> DATA EXTRACTS:
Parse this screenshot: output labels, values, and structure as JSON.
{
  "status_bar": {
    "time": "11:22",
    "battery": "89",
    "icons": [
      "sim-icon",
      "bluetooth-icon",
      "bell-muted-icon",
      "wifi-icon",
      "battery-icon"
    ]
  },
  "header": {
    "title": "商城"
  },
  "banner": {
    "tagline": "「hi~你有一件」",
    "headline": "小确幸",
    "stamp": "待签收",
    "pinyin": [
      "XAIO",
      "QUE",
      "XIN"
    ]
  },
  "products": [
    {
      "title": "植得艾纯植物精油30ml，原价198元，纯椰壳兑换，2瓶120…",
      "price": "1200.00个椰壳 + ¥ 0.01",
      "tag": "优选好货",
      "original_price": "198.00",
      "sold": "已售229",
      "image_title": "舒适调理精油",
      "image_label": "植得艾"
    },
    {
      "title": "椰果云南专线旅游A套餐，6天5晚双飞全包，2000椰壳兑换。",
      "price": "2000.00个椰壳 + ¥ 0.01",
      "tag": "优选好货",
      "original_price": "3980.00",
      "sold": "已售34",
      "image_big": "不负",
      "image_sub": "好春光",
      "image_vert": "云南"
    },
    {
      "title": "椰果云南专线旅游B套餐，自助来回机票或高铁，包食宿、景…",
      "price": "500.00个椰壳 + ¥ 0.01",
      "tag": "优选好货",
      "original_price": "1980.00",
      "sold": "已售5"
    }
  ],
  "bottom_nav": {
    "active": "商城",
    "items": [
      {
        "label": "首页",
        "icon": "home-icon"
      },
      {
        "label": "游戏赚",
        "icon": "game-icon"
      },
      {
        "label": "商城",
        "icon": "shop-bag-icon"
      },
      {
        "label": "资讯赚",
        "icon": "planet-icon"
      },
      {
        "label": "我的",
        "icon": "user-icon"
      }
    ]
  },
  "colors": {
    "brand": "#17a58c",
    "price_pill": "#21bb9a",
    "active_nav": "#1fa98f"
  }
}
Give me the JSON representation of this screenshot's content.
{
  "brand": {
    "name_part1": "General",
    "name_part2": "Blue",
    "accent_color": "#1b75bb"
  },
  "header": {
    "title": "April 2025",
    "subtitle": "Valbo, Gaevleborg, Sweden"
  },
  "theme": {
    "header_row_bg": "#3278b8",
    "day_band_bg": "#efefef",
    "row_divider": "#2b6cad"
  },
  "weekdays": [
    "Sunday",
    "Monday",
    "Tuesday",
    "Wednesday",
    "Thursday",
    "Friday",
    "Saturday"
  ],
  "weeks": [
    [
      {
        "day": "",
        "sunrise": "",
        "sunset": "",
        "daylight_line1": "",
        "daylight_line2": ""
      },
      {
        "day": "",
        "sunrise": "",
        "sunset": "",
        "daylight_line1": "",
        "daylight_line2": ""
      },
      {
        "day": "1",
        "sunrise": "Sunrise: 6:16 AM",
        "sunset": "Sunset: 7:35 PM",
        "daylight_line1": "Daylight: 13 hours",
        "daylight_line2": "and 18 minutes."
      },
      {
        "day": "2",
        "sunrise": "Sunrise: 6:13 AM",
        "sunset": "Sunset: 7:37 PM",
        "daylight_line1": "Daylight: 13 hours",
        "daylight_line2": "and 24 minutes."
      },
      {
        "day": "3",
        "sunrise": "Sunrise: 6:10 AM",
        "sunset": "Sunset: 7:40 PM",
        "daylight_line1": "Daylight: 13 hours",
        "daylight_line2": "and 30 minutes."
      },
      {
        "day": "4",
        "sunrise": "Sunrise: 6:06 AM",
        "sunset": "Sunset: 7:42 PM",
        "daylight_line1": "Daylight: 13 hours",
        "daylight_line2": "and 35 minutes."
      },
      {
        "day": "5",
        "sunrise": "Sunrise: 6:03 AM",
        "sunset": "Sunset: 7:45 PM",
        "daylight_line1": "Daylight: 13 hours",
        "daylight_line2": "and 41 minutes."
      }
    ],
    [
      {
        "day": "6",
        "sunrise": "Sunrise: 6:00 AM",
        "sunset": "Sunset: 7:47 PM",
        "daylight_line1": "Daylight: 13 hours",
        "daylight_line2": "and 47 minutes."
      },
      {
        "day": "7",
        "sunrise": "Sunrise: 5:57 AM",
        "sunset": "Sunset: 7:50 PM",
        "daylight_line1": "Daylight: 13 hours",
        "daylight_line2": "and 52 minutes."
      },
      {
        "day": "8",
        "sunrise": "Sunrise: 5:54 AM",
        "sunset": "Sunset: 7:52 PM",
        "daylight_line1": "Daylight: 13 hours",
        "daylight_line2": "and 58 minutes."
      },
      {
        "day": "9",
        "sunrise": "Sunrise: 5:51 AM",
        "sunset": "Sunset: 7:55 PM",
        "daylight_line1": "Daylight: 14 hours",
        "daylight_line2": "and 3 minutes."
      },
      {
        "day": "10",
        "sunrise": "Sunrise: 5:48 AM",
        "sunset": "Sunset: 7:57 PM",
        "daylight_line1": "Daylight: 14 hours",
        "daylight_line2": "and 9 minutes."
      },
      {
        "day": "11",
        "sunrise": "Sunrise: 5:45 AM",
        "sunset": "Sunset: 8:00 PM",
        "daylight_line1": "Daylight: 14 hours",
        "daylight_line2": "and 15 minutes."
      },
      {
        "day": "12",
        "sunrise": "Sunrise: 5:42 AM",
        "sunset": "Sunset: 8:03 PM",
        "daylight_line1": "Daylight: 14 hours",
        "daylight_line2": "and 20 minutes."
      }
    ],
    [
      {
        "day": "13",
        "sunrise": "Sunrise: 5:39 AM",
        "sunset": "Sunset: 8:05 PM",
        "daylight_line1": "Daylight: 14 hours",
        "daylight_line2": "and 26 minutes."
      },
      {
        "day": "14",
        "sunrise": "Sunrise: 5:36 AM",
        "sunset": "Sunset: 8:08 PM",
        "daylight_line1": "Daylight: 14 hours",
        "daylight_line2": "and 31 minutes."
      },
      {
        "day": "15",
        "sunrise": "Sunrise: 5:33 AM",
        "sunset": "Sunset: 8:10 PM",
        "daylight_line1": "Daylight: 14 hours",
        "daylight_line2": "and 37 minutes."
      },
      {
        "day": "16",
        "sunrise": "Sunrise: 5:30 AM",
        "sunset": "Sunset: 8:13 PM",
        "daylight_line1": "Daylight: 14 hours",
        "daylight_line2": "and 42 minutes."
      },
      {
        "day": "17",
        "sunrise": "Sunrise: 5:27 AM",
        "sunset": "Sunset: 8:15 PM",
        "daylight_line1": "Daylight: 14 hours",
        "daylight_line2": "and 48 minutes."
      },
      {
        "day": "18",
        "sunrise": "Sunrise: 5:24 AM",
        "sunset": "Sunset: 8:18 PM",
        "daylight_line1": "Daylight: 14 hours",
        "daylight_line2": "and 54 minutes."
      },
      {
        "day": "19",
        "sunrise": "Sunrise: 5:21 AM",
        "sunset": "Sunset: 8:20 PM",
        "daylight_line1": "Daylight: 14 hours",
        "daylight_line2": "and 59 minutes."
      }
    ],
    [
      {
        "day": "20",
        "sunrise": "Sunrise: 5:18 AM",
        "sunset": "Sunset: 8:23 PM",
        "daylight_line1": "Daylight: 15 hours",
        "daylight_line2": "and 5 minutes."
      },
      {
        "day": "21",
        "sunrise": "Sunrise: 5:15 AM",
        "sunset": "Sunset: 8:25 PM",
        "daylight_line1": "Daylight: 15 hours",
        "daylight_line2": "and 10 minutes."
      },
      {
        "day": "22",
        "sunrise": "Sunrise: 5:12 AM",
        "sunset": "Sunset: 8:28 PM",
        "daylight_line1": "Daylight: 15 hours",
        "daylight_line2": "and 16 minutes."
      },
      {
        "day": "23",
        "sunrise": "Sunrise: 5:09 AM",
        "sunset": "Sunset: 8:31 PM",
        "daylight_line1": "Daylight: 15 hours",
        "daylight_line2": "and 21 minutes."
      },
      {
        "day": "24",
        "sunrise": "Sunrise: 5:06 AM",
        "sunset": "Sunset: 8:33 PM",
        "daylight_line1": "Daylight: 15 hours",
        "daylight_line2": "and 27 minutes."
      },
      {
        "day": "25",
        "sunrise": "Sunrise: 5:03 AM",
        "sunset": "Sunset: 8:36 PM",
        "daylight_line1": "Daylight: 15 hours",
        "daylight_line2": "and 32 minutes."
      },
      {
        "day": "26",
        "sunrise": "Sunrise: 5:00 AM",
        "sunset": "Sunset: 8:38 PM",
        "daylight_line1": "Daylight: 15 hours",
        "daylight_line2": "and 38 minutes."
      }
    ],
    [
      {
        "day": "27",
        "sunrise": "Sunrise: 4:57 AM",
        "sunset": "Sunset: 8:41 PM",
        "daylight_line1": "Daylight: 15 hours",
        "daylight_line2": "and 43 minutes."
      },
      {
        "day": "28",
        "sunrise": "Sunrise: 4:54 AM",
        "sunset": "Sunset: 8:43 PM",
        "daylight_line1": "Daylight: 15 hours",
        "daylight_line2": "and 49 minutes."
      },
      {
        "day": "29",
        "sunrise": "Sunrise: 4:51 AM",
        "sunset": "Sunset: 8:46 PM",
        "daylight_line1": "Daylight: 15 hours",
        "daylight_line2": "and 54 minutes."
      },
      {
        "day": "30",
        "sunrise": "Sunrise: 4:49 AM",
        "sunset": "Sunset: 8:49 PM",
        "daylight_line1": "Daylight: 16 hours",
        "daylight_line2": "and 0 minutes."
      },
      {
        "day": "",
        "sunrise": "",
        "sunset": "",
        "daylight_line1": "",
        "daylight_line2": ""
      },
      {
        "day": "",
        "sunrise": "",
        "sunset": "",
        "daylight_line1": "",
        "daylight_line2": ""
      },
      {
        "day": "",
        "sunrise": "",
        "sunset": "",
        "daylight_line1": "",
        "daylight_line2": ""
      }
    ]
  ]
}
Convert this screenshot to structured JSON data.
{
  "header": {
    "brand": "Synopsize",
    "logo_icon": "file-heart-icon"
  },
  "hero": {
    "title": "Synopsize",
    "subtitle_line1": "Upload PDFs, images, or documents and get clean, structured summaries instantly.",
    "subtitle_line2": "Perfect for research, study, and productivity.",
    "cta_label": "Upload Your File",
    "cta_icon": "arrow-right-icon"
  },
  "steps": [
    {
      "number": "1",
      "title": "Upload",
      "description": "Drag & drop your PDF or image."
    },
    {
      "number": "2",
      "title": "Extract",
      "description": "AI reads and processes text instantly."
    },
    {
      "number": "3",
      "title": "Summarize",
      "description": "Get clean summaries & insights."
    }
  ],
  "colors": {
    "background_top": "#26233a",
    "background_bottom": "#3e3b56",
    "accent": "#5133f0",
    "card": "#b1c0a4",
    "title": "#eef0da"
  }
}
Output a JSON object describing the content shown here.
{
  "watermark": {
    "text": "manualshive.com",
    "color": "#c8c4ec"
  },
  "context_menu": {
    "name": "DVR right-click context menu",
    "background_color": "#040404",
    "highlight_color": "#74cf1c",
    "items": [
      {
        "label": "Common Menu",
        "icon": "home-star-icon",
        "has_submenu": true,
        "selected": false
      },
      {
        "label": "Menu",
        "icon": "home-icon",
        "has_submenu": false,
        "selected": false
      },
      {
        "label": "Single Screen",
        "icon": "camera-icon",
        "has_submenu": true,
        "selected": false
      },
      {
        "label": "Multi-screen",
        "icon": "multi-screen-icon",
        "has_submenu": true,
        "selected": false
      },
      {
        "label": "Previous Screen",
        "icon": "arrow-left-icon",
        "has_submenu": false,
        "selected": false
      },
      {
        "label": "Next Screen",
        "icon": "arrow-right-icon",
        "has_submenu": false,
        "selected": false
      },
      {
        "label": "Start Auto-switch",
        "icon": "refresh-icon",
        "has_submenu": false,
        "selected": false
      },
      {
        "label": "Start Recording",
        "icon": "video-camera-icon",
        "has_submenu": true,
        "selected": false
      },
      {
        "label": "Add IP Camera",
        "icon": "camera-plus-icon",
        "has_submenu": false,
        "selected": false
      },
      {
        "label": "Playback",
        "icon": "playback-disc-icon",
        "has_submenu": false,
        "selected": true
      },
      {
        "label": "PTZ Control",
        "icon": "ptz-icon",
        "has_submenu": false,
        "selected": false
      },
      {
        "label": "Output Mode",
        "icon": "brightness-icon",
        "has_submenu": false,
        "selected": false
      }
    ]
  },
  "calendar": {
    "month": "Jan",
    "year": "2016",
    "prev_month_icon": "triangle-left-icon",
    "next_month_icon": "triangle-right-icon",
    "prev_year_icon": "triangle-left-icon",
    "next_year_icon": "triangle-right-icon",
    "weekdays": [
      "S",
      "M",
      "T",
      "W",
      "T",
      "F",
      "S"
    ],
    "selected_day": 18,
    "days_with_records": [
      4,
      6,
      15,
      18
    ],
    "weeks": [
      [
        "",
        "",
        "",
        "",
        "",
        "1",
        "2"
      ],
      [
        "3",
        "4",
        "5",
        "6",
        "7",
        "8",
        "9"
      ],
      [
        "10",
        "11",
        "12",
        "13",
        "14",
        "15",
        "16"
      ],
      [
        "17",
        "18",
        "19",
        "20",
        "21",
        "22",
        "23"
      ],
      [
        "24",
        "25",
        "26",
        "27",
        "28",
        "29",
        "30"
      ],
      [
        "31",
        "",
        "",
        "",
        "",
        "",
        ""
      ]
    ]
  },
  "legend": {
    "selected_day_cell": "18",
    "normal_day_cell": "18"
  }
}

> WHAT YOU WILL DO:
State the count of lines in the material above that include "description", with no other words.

> FINISHED TASK:
3